“Virginia Tech has been doing some outstanding work in terms of 5G systems that don’t necessarily require a classic cellular communication carrier,” said Dr. Peter Fuhr, distinguished scientist, Oak Ridge National Laboratory, and the technology director for the Unmanned Aerial Systems (UAS) Research Laboratory.
As you look at the instantiations, there are multiple ways to achieve 5G coverage. There’s a broad range depending on the use and the particular organization. You could have a proprietary network managed by a carrier, a hybrid network where the spectrum used is owned by a carrier and operated by you, or you could be entirely open source.

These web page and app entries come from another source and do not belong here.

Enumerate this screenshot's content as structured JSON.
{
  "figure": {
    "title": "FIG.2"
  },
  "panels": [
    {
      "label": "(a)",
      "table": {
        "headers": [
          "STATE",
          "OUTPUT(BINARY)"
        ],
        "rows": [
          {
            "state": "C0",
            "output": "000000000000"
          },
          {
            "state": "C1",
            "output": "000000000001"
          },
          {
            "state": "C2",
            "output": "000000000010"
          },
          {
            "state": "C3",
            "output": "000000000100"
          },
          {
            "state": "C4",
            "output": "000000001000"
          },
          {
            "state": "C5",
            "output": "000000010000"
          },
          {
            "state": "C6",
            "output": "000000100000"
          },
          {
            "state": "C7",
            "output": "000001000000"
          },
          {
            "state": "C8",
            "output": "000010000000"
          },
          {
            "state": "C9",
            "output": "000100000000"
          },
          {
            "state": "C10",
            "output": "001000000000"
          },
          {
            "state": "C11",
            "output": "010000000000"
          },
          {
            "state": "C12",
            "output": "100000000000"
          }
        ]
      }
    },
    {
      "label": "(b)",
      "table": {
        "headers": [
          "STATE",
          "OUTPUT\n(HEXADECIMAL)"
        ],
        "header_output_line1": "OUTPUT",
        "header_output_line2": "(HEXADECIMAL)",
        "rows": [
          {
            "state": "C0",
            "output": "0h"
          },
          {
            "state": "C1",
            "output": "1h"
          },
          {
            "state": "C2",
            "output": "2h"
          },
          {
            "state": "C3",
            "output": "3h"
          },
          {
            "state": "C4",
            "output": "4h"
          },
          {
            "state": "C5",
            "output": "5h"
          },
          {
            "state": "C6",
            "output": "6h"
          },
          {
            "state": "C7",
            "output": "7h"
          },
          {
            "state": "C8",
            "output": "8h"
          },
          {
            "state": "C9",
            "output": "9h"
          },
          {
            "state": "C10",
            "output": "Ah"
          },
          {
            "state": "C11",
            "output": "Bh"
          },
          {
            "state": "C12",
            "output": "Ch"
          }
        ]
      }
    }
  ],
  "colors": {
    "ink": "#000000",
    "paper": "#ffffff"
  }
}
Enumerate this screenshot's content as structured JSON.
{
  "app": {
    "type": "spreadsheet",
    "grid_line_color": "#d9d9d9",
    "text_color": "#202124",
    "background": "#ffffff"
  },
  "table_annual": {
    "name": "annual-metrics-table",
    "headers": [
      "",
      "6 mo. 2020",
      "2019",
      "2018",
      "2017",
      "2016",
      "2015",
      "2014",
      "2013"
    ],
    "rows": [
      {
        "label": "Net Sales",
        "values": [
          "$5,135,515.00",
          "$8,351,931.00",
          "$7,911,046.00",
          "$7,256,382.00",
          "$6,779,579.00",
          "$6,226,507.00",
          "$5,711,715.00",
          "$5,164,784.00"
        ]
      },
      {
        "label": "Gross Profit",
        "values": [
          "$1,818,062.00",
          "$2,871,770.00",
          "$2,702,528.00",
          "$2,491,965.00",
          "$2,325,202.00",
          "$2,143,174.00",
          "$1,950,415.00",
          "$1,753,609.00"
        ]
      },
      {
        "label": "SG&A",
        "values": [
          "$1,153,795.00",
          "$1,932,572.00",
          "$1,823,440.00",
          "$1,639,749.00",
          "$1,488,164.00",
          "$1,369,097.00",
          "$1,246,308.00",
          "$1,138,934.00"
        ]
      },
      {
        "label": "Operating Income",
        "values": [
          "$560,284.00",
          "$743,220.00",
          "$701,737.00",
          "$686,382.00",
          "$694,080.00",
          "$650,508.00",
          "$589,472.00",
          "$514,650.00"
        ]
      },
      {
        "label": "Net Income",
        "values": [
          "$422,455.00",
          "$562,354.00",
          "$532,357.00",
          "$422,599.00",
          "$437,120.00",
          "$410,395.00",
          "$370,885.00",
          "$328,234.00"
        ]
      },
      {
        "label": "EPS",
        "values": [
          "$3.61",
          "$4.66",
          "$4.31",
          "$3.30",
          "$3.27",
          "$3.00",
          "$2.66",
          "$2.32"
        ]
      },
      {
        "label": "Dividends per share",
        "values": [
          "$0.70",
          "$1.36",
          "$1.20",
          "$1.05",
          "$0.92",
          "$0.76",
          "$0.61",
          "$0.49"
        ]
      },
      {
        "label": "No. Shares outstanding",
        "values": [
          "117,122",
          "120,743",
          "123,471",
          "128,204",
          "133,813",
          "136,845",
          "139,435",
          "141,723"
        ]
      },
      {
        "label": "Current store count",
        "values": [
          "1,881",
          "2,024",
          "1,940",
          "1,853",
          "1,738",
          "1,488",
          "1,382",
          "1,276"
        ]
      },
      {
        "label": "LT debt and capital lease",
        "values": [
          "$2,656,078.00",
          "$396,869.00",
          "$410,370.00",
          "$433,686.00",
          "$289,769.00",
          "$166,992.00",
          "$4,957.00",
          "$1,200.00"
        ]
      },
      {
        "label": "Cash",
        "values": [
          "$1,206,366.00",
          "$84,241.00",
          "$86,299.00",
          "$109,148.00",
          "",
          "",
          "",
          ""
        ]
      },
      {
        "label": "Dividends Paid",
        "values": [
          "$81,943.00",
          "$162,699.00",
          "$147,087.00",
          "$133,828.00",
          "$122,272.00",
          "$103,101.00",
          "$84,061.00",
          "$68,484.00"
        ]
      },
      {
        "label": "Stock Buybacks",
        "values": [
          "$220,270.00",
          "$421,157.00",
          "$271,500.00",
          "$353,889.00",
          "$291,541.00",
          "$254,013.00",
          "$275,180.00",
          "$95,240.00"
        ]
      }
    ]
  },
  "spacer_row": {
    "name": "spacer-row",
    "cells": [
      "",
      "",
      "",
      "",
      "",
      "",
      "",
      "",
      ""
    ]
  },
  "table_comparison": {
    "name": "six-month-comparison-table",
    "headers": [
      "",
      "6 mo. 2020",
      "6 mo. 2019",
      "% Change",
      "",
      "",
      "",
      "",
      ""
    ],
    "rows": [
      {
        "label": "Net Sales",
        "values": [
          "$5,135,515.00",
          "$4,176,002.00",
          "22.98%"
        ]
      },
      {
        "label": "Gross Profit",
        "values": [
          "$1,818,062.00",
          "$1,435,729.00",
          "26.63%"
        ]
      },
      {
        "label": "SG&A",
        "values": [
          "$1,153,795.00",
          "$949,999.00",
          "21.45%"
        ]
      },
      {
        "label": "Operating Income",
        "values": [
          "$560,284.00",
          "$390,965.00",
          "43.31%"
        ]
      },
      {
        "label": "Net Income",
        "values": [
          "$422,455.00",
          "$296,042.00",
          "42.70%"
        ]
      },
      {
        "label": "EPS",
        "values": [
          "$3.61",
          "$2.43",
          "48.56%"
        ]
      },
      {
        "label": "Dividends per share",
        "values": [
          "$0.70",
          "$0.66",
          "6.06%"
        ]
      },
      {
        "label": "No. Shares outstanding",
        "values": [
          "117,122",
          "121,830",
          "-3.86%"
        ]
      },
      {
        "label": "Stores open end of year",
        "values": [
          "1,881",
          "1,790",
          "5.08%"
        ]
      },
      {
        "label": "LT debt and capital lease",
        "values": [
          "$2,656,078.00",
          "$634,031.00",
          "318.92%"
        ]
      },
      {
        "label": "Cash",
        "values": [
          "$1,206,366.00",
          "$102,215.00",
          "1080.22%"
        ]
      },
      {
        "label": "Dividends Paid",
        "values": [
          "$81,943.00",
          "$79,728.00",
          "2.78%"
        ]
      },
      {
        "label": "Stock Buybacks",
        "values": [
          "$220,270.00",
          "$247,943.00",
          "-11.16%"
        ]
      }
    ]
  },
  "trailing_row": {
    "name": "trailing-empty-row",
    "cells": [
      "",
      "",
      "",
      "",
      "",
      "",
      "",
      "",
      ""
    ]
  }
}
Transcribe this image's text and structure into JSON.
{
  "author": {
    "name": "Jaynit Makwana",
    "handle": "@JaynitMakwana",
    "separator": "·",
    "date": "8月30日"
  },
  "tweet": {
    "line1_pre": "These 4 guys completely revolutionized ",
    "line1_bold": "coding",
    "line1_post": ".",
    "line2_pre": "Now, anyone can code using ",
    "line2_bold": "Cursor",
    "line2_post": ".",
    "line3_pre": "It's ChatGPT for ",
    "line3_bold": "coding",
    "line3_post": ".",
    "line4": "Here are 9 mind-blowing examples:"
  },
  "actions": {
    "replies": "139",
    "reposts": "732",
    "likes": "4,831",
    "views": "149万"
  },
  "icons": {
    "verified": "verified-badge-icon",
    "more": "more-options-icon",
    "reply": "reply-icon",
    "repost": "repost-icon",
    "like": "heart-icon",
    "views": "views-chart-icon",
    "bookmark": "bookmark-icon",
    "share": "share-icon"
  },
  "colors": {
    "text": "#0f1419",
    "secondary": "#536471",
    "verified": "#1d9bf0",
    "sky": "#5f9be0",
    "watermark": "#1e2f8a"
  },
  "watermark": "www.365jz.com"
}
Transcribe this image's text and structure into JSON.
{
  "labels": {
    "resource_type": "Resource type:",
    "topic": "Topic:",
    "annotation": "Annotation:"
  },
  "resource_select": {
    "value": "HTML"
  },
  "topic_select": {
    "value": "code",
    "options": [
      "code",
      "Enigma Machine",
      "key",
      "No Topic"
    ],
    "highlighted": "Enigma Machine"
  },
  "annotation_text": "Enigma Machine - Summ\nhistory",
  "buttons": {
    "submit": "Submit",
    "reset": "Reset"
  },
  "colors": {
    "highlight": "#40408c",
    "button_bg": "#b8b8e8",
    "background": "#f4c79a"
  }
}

“We’re taking advantage of the benefits 5G has to offer. The main takeaway is there’s not one size fits all. It depends on the use case and what the user wants to do. Technology providers can help address those needs, whether it’s fully open source or fully proprietary,” said Sean N. Day, director of Business Development and Partnerships at Intel’s Next Generation Standards Advanced Technologies 5G Program Office.
And as 5G capabilities are still developing and deploying, 5G innovators and experts are already focusing on the next generation, which ostensibly is being called 6G, to position themselves to shape our future where the next G is concerned.
Joseph Rouge, Deputy Director of Intelligence, Surveillance, and Reconnaissance, Headquarters, U.S. Space Force, discussed the Space Force’s vital purpose, unique structure, and future promise as it engages with burgeoning ISR activities.